Semester 2: Reconstruction
- MACD 104: Curate and build
(40 credits)
You'll deep dive into your emergent interests, exploring how technology and an increasingly complex consumer and cultural landscape may effect your enquiry. Thinking by doing, you'll elect and develop skill sets and a depth of study in both practice and theory. With the module running across the whole semester, it allows you to fully prepare and test ideas and craft, sectors and media as you begin to prepare your main MA project.

- MACD 105: Compete
(20 credits)
Ahead of the final semester, you'll begin to look at avenues and insights for your own practice and from a business or funding perspective. You'll build professional skills relevant to individual need and examine components of design development including publishing, presentations, production and IP.
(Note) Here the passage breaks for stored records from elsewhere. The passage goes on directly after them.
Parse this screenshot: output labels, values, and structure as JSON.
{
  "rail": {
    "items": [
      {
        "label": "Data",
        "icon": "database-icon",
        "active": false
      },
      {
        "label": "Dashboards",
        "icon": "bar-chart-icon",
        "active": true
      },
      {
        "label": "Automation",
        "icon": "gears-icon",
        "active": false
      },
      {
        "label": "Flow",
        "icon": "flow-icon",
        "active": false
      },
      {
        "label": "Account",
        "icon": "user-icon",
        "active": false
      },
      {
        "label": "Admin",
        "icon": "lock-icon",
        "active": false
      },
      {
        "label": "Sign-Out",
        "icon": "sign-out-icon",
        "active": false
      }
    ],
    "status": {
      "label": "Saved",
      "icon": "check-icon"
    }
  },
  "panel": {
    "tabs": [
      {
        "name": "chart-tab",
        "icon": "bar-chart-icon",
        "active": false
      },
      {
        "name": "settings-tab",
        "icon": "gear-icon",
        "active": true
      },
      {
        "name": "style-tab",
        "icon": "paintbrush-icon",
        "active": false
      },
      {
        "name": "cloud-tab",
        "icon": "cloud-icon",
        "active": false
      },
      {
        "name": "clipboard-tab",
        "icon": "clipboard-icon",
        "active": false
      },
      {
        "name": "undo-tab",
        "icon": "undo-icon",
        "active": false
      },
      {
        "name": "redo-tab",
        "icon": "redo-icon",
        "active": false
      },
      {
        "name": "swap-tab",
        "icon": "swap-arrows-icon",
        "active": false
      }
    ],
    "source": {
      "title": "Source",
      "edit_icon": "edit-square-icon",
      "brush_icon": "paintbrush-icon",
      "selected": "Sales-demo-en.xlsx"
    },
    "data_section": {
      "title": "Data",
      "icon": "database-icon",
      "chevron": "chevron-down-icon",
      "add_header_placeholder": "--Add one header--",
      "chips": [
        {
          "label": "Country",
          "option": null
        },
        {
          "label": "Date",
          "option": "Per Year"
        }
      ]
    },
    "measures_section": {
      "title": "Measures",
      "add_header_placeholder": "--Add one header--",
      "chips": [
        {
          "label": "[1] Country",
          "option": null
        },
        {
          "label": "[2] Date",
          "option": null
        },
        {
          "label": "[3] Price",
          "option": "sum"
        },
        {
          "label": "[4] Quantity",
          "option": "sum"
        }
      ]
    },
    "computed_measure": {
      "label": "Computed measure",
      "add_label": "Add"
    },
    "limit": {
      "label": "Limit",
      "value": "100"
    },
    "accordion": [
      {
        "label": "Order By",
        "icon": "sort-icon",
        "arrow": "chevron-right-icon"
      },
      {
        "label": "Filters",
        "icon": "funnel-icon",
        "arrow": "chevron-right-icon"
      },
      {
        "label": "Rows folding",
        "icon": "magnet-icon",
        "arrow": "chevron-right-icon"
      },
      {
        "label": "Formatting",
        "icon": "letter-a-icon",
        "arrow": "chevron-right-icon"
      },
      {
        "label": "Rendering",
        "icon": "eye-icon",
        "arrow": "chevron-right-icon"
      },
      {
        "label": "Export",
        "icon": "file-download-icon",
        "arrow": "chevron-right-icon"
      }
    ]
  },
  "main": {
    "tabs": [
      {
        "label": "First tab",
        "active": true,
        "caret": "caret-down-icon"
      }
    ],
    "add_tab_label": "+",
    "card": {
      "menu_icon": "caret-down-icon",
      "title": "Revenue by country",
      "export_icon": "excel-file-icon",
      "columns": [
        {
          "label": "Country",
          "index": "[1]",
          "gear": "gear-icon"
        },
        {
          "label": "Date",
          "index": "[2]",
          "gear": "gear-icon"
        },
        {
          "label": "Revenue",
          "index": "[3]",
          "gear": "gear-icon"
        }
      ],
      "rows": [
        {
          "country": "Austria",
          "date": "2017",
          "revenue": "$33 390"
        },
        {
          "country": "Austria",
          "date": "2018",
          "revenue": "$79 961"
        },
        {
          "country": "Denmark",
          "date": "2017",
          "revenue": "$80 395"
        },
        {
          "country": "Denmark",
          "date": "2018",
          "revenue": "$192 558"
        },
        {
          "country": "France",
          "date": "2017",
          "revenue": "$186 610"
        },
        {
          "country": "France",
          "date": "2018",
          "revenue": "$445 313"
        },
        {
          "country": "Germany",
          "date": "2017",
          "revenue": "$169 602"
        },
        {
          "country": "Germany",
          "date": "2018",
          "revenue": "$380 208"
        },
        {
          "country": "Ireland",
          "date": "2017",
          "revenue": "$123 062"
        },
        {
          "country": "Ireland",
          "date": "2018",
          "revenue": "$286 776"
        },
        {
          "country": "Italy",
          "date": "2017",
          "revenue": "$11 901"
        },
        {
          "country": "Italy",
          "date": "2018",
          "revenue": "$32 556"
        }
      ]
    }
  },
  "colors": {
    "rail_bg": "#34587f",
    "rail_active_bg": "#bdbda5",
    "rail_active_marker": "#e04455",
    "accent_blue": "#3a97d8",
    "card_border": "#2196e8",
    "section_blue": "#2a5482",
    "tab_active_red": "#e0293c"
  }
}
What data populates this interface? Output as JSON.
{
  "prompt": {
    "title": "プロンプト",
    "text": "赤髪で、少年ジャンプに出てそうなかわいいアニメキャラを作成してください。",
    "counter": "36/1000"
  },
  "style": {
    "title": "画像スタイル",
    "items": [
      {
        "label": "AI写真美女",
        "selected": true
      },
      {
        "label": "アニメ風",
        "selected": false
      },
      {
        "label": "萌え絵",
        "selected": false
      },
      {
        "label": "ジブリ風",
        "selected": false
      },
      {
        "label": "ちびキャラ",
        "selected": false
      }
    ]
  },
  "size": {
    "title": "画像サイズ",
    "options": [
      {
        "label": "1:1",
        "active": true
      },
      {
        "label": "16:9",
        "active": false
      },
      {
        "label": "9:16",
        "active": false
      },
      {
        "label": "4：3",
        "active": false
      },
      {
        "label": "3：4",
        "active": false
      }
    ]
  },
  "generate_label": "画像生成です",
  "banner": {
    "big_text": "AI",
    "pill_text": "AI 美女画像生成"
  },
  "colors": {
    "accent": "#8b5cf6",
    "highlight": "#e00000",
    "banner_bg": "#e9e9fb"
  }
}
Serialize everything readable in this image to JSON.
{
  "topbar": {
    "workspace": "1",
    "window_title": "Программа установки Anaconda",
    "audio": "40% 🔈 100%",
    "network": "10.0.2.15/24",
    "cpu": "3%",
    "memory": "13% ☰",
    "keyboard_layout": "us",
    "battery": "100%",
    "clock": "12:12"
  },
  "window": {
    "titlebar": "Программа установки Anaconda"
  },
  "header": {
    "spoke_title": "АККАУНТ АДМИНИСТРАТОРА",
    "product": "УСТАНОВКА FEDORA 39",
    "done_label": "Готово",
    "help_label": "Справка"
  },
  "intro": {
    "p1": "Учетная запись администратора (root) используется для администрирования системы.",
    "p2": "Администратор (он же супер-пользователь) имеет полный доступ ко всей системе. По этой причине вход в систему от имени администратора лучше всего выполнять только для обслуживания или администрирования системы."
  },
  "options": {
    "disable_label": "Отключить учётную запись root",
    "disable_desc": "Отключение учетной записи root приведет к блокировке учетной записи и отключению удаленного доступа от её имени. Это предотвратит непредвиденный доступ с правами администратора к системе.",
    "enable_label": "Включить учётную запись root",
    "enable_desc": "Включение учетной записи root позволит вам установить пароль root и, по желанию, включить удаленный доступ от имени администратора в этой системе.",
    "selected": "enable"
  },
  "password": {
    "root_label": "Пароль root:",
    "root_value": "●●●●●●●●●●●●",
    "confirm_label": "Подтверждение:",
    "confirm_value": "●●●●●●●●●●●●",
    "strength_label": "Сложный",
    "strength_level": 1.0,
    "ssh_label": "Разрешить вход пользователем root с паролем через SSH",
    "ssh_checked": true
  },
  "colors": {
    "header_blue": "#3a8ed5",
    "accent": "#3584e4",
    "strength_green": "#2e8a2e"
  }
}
The module will also examine other methodologies of delivering work around the world, whether through commission or employment, working in known fields of the creative industries or with museums, arts organisations or universities and research bodies.
Student will also engage in competitive projects set by external bodies.

Semester 3: Reinvention
- MACD 106, MA project
(60 credits)
This module allows you to realise your final major project, in a largely self directed semester, bringing together practice, theory and an evaluation phase that provides reflection and potential industry or funding opportunities to be negotiated ahead of graduating.

The first phase leads to exhibiting at a key industry or cultural event, with an interim show. The second sees you gather insights, industry or critical feedback, or undertake an internship, or preparing for the launch of your project. This final phase sees the production of an essay or strategic report, depending on future plans.

Facilities

- Dedicated MA studio space
- Lecture theatres, design lab, break out spaces and meeting rooms
- Digital printing facilities, Risograph machine, woodblock printing and presses, workshop and negotiated access to screen-printing studios
- Apple suite, with Adobe CS and full collection of Monotype typefaces
- Extensive library facilities and digital collections
- Negotiated use of other facilities such as film, photographic, textiles and product design studios

Staff

You'll be taught by staff with backgrounds spanning design, academic, writing and research careers. They offer decades of experience teaching and working for leading studios, working with international clients, arts and cultural organisations, exhibiting and publishing work and research. They are enaged with many of the world's top creative universities and organisations as keynote speakers, external examiners and consultants. Overall they are all inspired by design, teaching, nurturing and encouraging great and motivated students.

Assessment

- Individual project briefs
- Design research journal
- Essay
- Oral presentations, individually and in groups
- Critical review or business plan

Careers

Communication design is a broad field of study, with career choices depending largely on your own personal project focus.

Options include:

- Graphic design
- Advertising
- Packaging and brand design
- Service design
- Photography and film
- Type design or illustration
- Editorial design
- Motion graphics, interactive or digital design
- Information or UX design
- Design criticism and writing
- Teaching, research or PhD study
- Allied fields: television, the heritage sector or exhibition design

Interview and selection process

Please apply via submission of an application form, an outline of your key interest or masters proposal and a portfolio. Details about our portfolio requirements can be found on the application form.

Interviews are held in person at the School, online via Skype or by phone.

Find out how to apply here - https://myfalmouth.falmouth.ac.uk/urd/sits.urd/run/siw_ipp_lgn.login?process=siw_ipp_app&code1=MACODEFC_SEP&code2=0001

Read less

  • 1
Show 10 15 30 per page



Cookie Policy    X